Department of Finance, Government Response to the Report of the Government 2.0 Taskforce Report, Engage: Getting on with Government 2.0, May 2010.In December 2015 the Australian Government released two related initiatives, the National Science and Innovation Agenda (NISA) and the Public Data Policy Statement (PDPS).  Prior to this, the Australian Government’s position on data (meaning both government data and research data) was  fragmented across agencies.  The underlying premise of the new policies is that data which has been paid for using public money is now to be considered an asset with potential benefits for researchers, business and beyond.  The PDPS also recognises those benefits cannot be fully realised  without proper data management, standards, licences, repositories and services to ensure the data can be discovered, shared and reused effectively.

NISA has many references to data and the opportunities around its clever reuse. The PDPS recognises the potential for innovation which can only be realised by increasing access to public data, including both the data behind the administrative functions of government as well as the data that comes  from publicly funded research. This quote from the PDPS outlines the importance of the other (non-publication) outputs: “Australia’s capacity to remain competitive in the digital economy is contingent upon its ability to harness the value of data.”

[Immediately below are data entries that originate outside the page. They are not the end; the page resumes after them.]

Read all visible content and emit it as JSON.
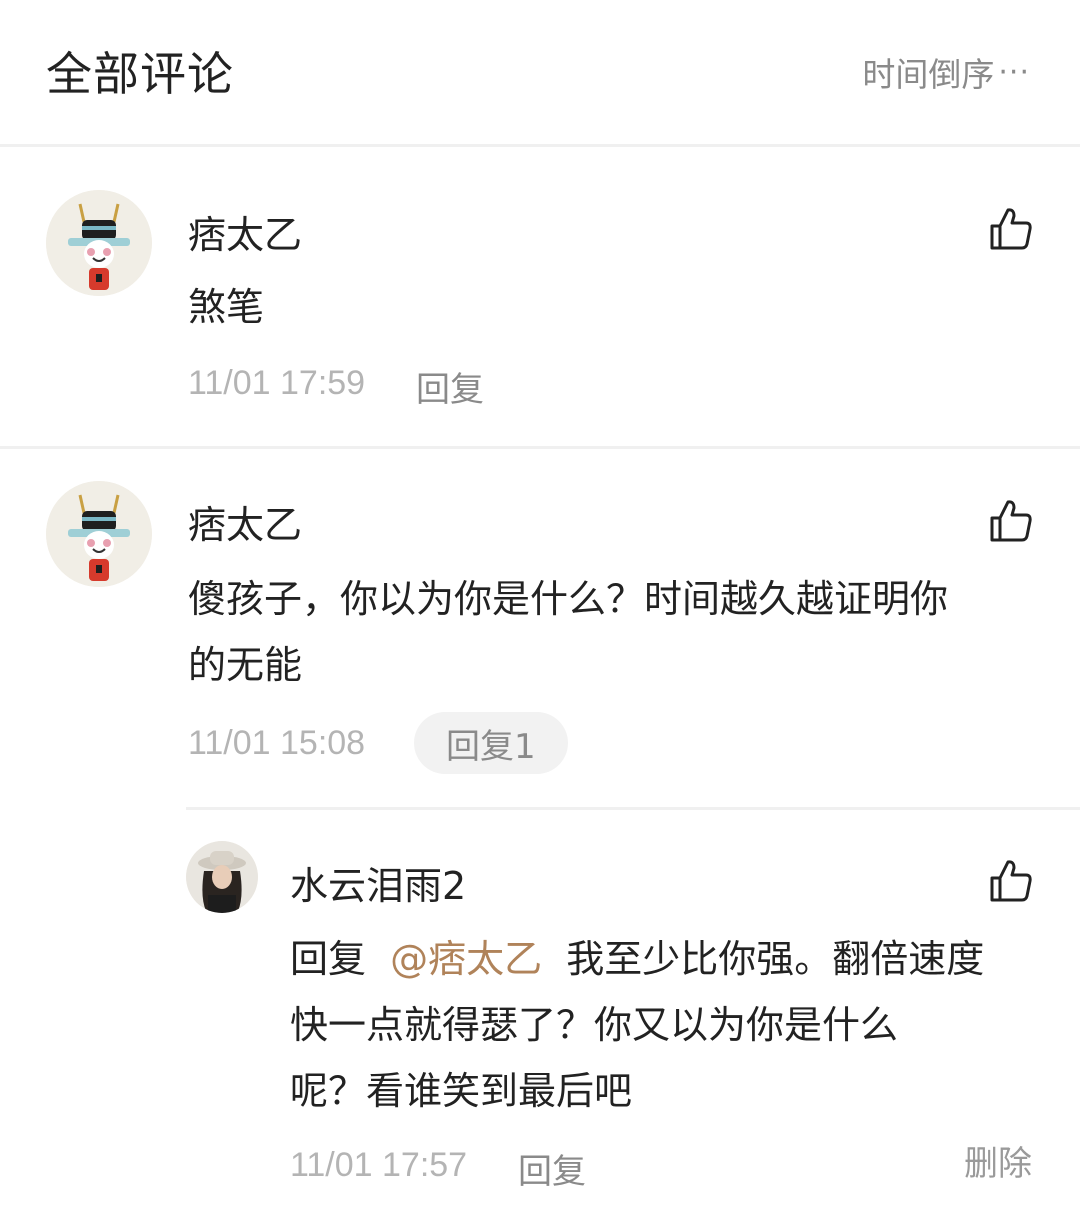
{
  "header": {
    "title": "全部评论",
    "sort_label": "时间倒序",
    "more": "···"
  },
  "comments": [
    {
      "username": "痞太乙",
      "text": "煞笔",
      "time": "11/01 17:59",
      "reply_label": "回复"
    },
    {
      "username": "痞太乙",
      "text_line1": "傻孩子，你以为你是什么？时间越久越证明你",
      "text_line2": "的无能",
      "time": "11/01 15:08",
      "reply_label": "回复1",
      "replies": [
        {
          "username": "水云泪雨2",
          "prefix": "回复",
          "mention": "@痞太乙",
          "text_line1": "我至少比你强。翻倍速度",
          "text_line2": "快一点就得瑟了？你又以为你是什么",
          "text_line3": "呢？看谁笑到最后吧",
          "time": "11/01 17:57",
          "reply_label": "回复",
          "delete_label": "删除"
        }
      ]
    }
  ],
  "colors": {
    "mention": "#b0835a",
    "muted": "#8a8a8a",
    "time": "#b4b4b4"
  },
  "icons": [
    "thumbs-up-icon",
    "avatar-opera-mask",
    "avatar-girl-hat"
  ]
}
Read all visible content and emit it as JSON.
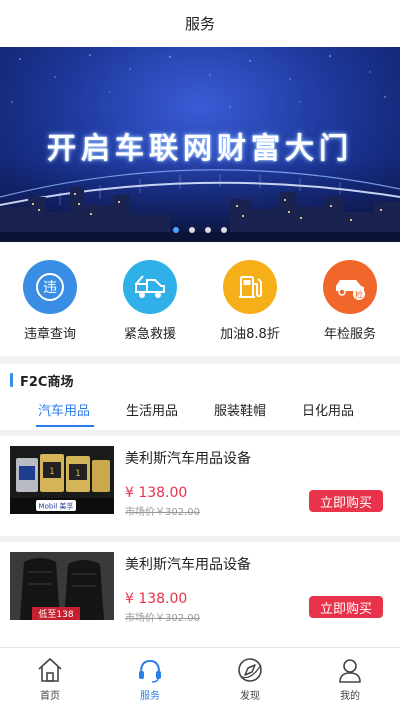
{
  "header": {
    "title": "服务"
  },
  "banner": {
    "headline": "开启车联网财富大门",
    "active_slide": 1,
    "slide_count": 4
  },
  "services": [
    {
      "label": "违章查询",
      "icon": "violation-icon",
      "glyph": "违",
      "color": "#3a8de4"
    },
    {
      "label": "紧急救援",
      "icon": "tow-truck-icon",
      "color": "#2fb0e8"
    },
    {
      "label": "加油8.8折",
      "icon": "fuel-pump-icon",
      "color": "#f5b019"
    },
    {
      "label": "年检服务",
      "icon": "car-inspection-icon",
      "glyph": "检",
      "color": "#f0662b"
    }
  ],
  "mall": {
    "title": "F2C商场",
    "tabs": [
      "汽车用品",
      "生活用品",
      "服装鞋帽",
      "日化用品"
    ],
    "active_tab": 0,
    "accent": "#2b7de9"
  },
  "products": [
    {
      "name": "美利斯汽车用品设备",
      "price": "¥ 138.00",
      "market_price": "市场价￥302.00",
      "buy_label": "立即购买",
      "image": "motor-oil-bottles",
      "image_text": "Mobil 美孚"
    },
    {
      "name": "美利斯汽车用品设备",
      "price": "¥ 138.00",
      "market_price": "市场价￥302.00",
      "buy_label": "立即购买",
      "image": "car-seat-covers",
      "image_text": "低至138"
    }
  ],
  "tabbar": [
    {
      "label": "首页",
      "icon": "home-icon"
    },
    {
      "label": "服务",
      "icon": "headset-icon",
      "active": true
    },
    {
      "label": "发现",
      "icon": "compass-icon"
    },
    {
      "label": "我的",
      "icon": "user-icon"
    }
  ],
  "colors": {
    "price": "#e8334a",
    "accent": "#2b7de9"
  }
}
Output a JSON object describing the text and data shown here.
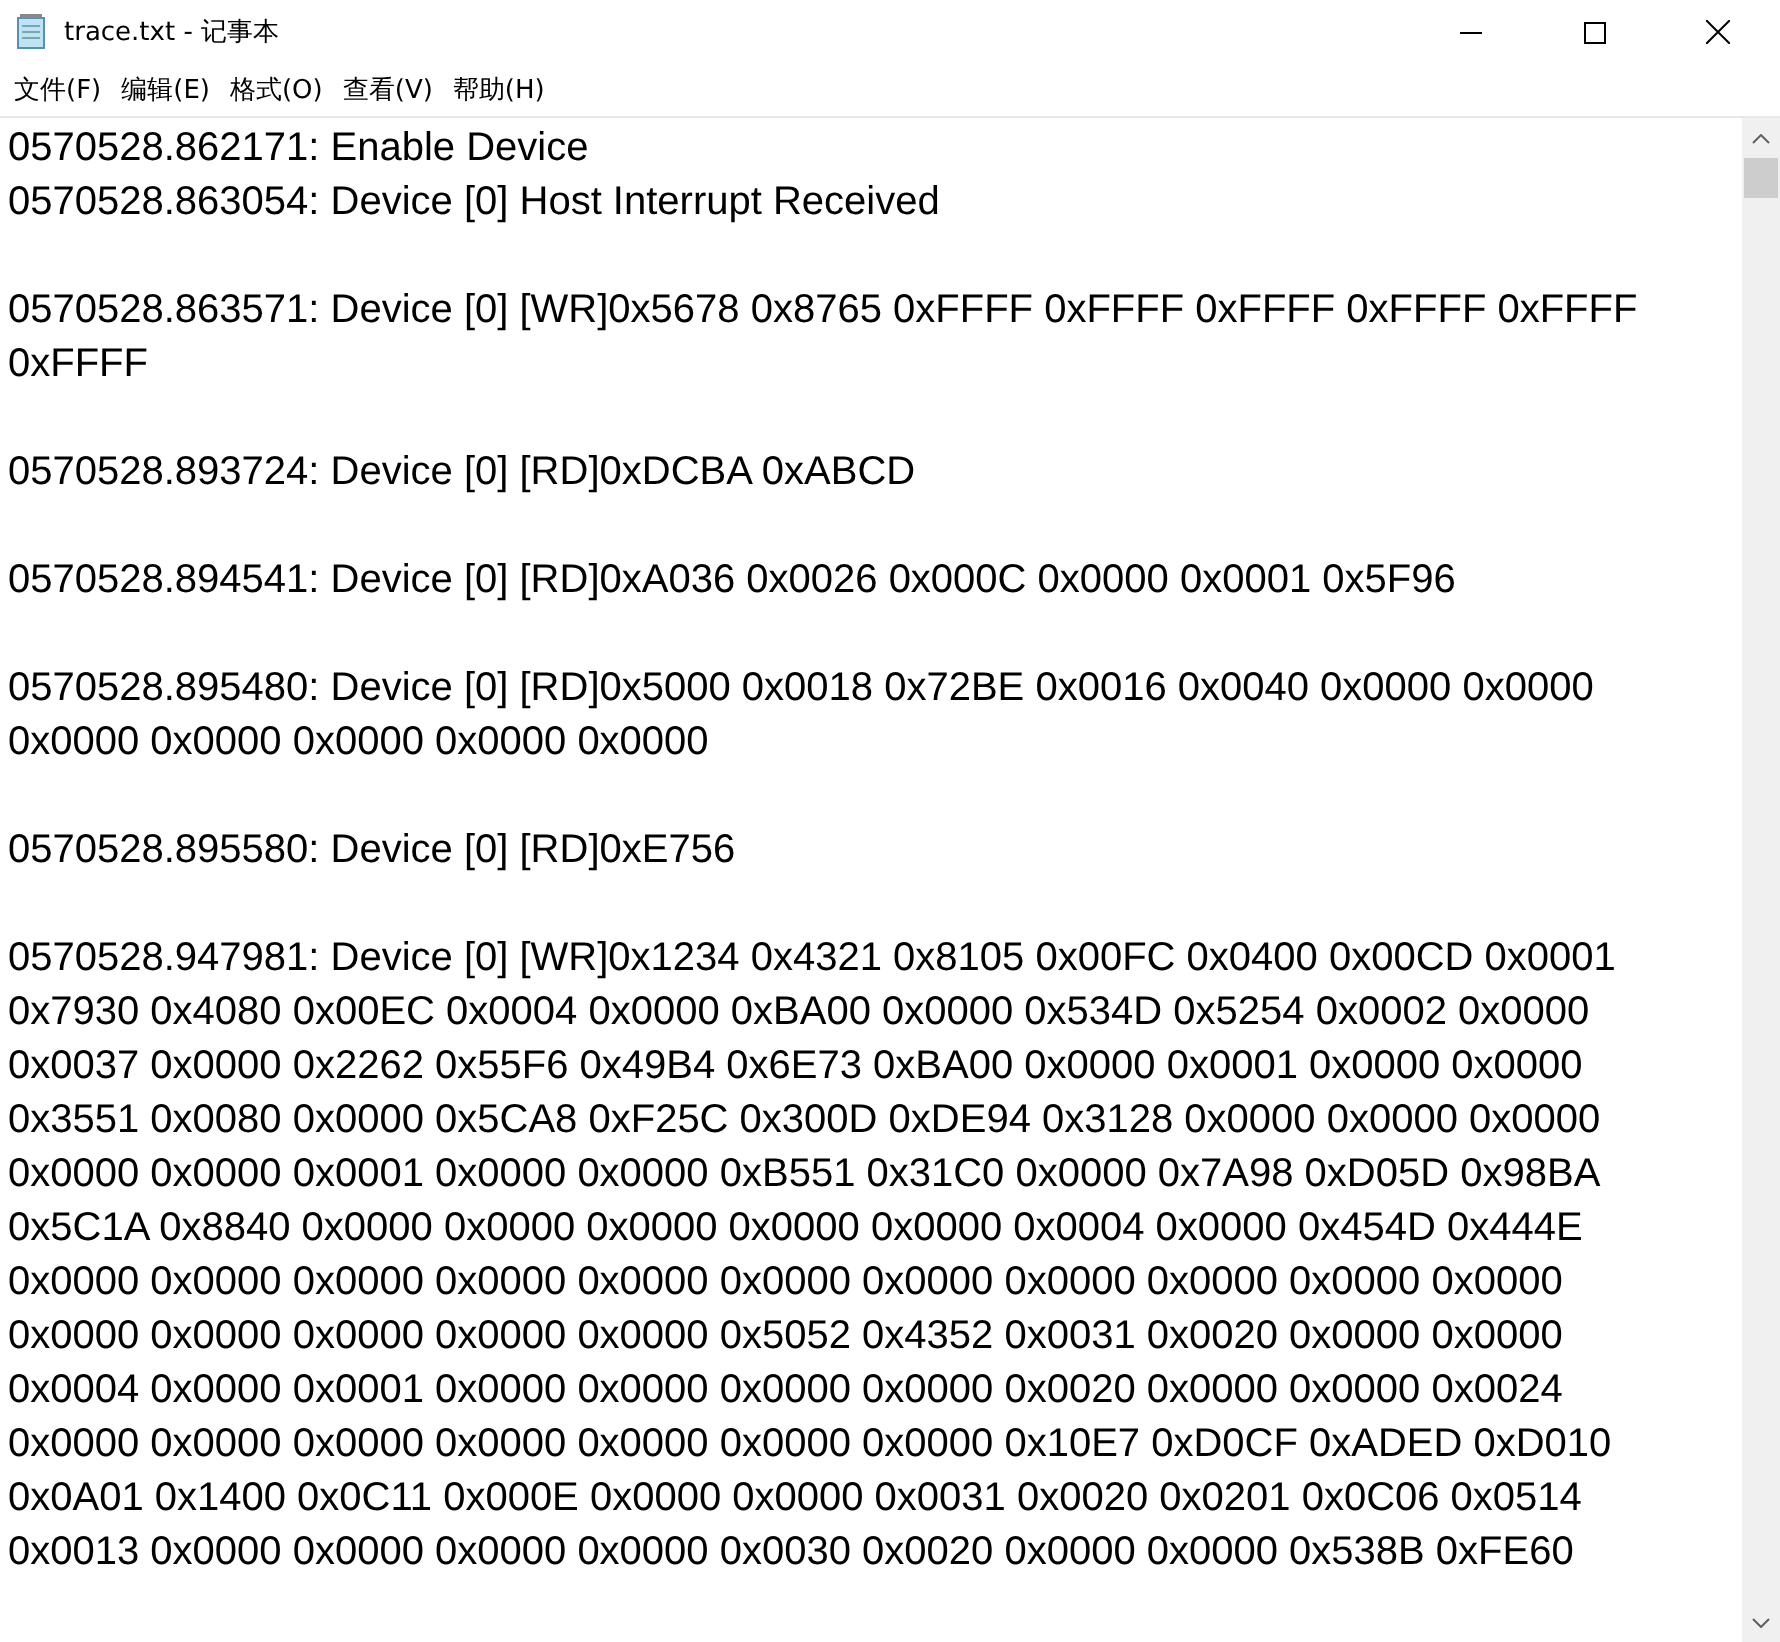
{
  "window": {
    "title": "trace.txt - 记事本"
  },
  "menu": [
    "文件(F)",
    "编辑(E)",
    "格式(O)",
    "查看(V)",
    "帮助(H)"
  ],
  "editor": {
    "blocks": [
      {
        "lines": [
          "0570528.862171: Enable Device",
          "0570528.863054: Device [0] Host Interrupt Received"
        ]
      },
      {
        "lines": [
          "0570528.863571: Device [0] [WR]0x5678 0x8765 0xFFFF 0xFFFF 0xFFFF 0xFFFF 0xFFFF",
          "0xFFFF"
        ]
      },
      {
        "lines": [
          "0570528.893724: Device [0] [RD]0xDCBA 0xABCD"
        ]
      },
      {
        "lines": [
          "0570528.894541: Device [0] [RD]0xA036 0x0026 0x000C 0x0000 0x0001 0x5F96"
        ]
      },
      {
        "lines": [
          "0570528.895480: Device [0] [RD]0x5000 0x0018 0x72BE 0x0016 0x0040 0x0000 0x0000",
          "0x0000 0x0000 0x0000 0x0000 0x0000"
        ]
      },
      {
        "lines": [
          "0570528.895580: Device [0] [RD]0xE756"
        ]
      },
      {
        "lines": [
          "0570528.947981: Device [0] [WR]0x1234 0x4321 0x8105 0x00FC 0x0400 0x00CD 0x0001",
          "0x7930 0x4080 0x00EC 0x0004 0x0000 0xBA00 0x0000 0x534D 0x5254 0x0002 0x0000",
          "0x0037 0x0000 0x2262 0x55F6 0x49B4 0x6E73 0xBA00 0x0000 0x0001 0x0000 0x0000",
          "0x3551 0x0080 0x0000 0x5CA8 0xF25C 0x300D 0xDE94 0x3128 0x0000 0x0000 0x0000",
          "0x0000 0x0000 0x0001 0x0000 0x0000 0xB551 0x31C0 0x0000 0x7A98 0xD05D 0x98BA",
          "0x5C1A 0x8840 0x0000 0x0000 0x0000 0x0000 0x0000 0x0004 0x0000 0x454D 0x444E",
          "0x0000 0x0000 0x0000 0x0000 0x0000 0x0000 0x0000 0x0000 0x0000 0x0000 0x0000",
          "0x0000 0x0000 0x0000 0x0000 0x0000 0x5052 0x4352 0x0031 0x0020 0x0000 0x0000",
          "0x0004 0x0000 0x0001 0x0000 0x0000 0x0000 0x0000 0x0020 0x0000 0x0000 0x0024",
          "0x0000 0x0000 0x0000 0x0000 0x0000 0x0000 0x0000 0x10E7 0xD0CF 0xADED 0xD010",
          "0x0A01 0x1400 0x0C11 0x000E 0x0000 0x0000 0x0031 0x0020 0x0201 0x0C06 0x0514",
          "0x0013 0x0000 0x0000 0x0000 0x0000 0x0030 0x0020 0x0000 0x0000 0x538B 0xFE60"
        ]
      }
    ]
  }
}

For further information

There is much written about the scholarly communications lifecycle and the issue of open access. These two studies were conducted under the auspices of JISC.

  1. Swan, A. (2008). Key Concerns within the Scholarly Communication Process: Report to the JISC Scholarly Communications Group.
  2. Houghton, J., B. Rasmussen, et al. (2009). Economic Implications of Alternative Scholarly Publishing Models: Exploring the costs and benefits, Loughborough University. Palmer, C. L., L. C. Teffeau, et al. (2009). Scholarly Information Practices in the Online Environment: Themes from the Literature and Implications for Library Service Development,    ARL.

Thanks are due to Alma Swan for her permission to adapt some of her concepts.